## ASSIGNED TASK:
When you write out the records, keep every line exactly as it is.

════════════════════

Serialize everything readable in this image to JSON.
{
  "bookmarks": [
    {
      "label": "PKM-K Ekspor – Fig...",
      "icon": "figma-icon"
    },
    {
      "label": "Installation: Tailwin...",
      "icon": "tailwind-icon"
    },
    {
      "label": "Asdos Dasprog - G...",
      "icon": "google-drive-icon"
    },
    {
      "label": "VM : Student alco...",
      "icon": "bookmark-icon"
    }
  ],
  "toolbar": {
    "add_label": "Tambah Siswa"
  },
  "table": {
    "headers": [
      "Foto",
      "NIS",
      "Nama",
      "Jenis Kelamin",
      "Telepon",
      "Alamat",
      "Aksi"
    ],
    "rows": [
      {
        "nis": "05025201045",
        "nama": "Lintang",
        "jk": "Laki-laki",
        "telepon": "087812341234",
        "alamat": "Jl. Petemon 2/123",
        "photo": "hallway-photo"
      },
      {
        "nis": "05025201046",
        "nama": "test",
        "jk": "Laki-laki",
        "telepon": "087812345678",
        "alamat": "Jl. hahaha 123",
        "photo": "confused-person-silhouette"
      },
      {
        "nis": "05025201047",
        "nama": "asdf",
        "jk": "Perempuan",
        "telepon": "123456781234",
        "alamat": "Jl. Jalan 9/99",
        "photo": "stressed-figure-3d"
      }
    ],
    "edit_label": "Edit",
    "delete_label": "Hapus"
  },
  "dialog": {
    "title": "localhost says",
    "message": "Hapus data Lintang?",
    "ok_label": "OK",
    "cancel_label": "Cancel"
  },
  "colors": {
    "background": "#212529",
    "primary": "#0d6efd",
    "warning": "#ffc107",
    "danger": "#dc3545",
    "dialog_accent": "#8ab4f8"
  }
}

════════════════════

## SOLUTION FOR THIS EXERCISE:
Serialize everything readable in this image to JSON.
{
  "bookmarks": [
    {
      "label": "PKM-K Ekspor – Fig...",
      "icon": "figma-icon"
    },
    {
      "label": "Installation: Tailwin...",
      "icon": "tailwind-icon"
    },
    {
      "label": "Asdos Dasprog - G...",
      "icon": "google-drive-icon"
    },
    {
      "label": "VM : Student alco...",
      "icon": "bookmark-icon"
    }
  ],
  "toolbar": {
    "add_label": "Tambah Siswa"
  },
  "table": {
    "headers": [
      "Foto",
      "NIS",
      "Nama",
      "Jenis Kelamin",
      "Telepon",
      "Alamat",
      "Aksi"
    ],
    "rows": [
      {
        "nis": "05025201045",
        "nama": "Lintang",
        "jk": "Laki-laki",
        "telepon": "087812341234",
        "alamat": "Jl. Petemon 2/123",
        "photo": "hallway-photo"
      },
      {
        "nis": "05025201046",
        "nama": "test",
        "jk": "Laki-laki",
        "telepon": "087812345678",
        "alamat": "Jl. hahaha 123",
        "photo": "confused-person-silhouette"
      },
      {
        "nis": "05025201047",
        "nama": "asdf",
        "jk": "Perempuan",
        "telepon": "123456781234",
        "alamat": "Jl. Jalan 9/99",
        "photo": "stressed-figure-3d"
      }
    ],
    "edit_label": "Edit",
    "delete_label": "Hapus"
  },
  "dialog": {
    "title": "localhost says",
    "message": "Hapus data Lintang?",
    "ok_label": "OK",
    "cancel_label": "Cancel"
  },
  "colors": {
    "background": "#212529",
    "primary": "#0d6efd",
    "warning": "#ffc107",
    "danger": "#dc3545",
    "dialog_accent": "#8ab4f8"
  }
}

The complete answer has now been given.